--- Activity ---
Restate each line below word for word, skipping every picture.

--- Information given ---
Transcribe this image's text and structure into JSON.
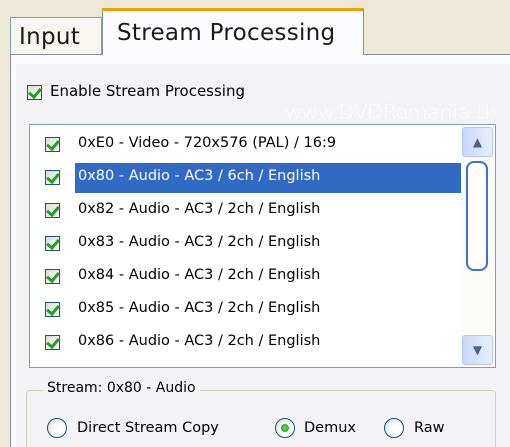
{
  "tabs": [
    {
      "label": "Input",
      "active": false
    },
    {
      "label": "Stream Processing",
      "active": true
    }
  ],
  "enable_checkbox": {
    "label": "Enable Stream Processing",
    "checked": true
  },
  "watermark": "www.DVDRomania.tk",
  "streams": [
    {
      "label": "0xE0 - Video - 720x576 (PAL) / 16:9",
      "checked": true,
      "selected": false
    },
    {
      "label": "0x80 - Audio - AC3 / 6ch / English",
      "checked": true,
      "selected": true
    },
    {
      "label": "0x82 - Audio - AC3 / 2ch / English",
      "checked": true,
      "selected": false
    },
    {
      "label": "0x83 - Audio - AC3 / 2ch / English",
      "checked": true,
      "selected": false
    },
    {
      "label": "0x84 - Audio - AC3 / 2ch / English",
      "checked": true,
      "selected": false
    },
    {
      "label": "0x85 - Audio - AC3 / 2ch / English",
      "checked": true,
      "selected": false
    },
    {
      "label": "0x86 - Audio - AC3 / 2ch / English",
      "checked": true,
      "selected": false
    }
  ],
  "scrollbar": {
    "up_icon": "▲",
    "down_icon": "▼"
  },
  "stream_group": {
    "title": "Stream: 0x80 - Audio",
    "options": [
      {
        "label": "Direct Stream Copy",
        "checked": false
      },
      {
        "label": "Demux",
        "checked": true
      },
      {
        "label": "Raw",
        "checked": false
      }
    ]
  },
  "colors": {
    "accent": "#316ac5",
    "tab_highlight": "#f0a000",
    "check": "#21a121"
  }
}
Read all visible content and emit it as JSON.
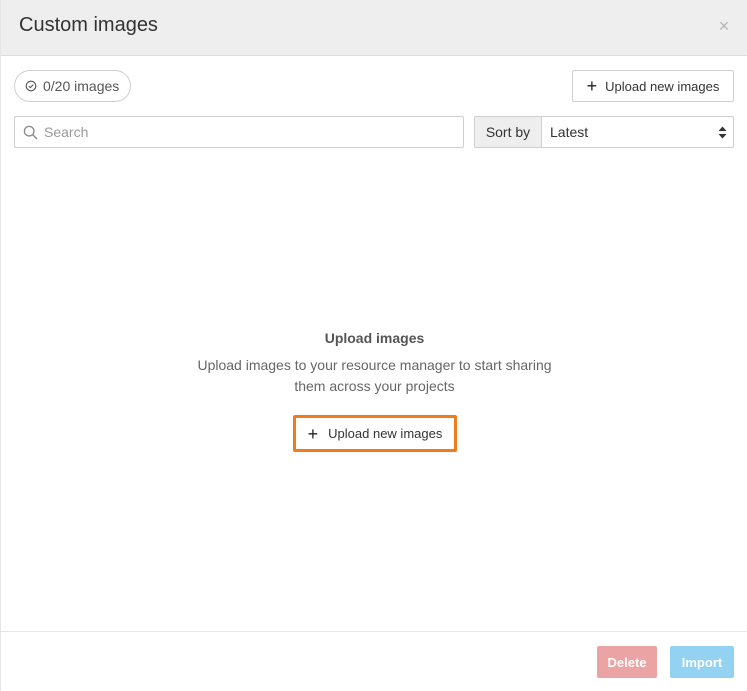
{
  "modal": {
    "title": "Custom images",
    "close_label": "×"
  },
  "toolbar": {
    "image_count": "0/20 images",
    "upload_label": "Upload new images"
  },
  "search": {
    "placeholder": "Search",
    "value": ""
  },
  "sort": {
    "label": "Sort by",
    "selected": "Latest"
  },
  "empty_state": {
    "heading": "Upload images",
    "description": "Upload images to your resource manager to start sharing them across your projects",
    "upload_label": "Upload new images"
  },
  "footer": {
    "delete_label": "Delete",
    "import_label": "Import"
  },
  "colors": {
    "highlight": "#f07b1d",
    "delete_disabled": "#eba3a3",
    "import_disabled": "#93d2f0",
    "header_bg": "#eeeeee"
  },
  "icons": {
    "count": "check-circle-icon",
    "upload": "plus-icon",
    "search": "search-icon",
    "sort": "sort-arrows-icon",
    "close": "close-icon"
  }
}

--- Answer box ---
Transcribe this image's text and structure into JSON.
{
  "tabs": [
    {
      "label": "Input",
      "active": false
    },
    {
      "label": "Stream Processing",
      "active": true
    }
  ],
  "enable_checkbox": {
    "label": "Enable Stream Processing",
    "checked": true
  },
  "watermark": "www.DVDRomania.tk",
  "streams": [
    {
      "label": "0xE0 - Video - 720x576 (PAL) / 16:9",
      "checked": true,
      "selected": false
    },
    {
      "label": "0x80 - Audio - AC3 / 6ch / English",
      "checked": true,
      "selected": true
    },
    {
      "label": "0x82 - Audio - AC3 / 2ch / English",
      "checked": true,
      "selected": false
    },
    {
      "label": "0x83 - Audio - AC3 / 2ch / English",
      "checked": true,
      "selected": false
    },
    {
      "label": "0x84 - Audio - AC3 / 2ch / English",
      "checked": true,
      "selected": false
    },
    {
      "label": "0x85 - Audio - AC3 / 2ch / English",
      "checked": true,
      "selected": false
    },
    {
      "label": "0x86 - Audio - AC3 / 2ch / English",
      "checked": true,
      "selected": false
    }
  ],
  "scrollbar": {
    "up_icon": "▲",
    "down_icon": "▼"
  },
  "stream_group": {
    "title": "Stream: 0x80 - Audio",
    "options": [
      {
        "label": "Direct Stream Copy",
        "checked": false
      },
      {
        "label": "Demux",
        "checked": true
      },
      {
        "label": "Raw",
        "checked": false
      }
    ]
  },
  "colors": {
    "accent": "#316ac5",
    "tab_highlight": "#f0a000",
    "check": "#21a121"
  }
}
Read all visible content and emit it as JSON.
{
  "modal": {
    "title": "Custom images",
    "close_label": "×"
  },
  "toolbar": {
    "image_count": "0/20 images",
    "upload_label": "Upload new images"
  },
  "search": {
    "placeholder": "Search",
    "value": ""
  },
  "sort": {
    "label": "Sort by",
    "selected": "Latest"
  },
  "empty_state": {
    "heading": "Upload images",
    "description": "Upload images to your resource manager to start sharing them across your projects",
    "upload_label": "Upload new images"
  },
  "footer": {
    "delete_label": "Delete",
    "import_label": "Import"
  },
  "colors": {
    "highlight": "#f07b1d",
    "delete_disabled": "#eba3a3",
    "import_disabled": "#93d2f0",
    "header_bg": "#eeeeee"
  },
  "icons": {
    "count": "check-circle-icon",
    "upload": "plus-icon",
    "search": "search-icon",
    "sort": "sort-arrows-icon",
    "close": "close-icon"
  }
}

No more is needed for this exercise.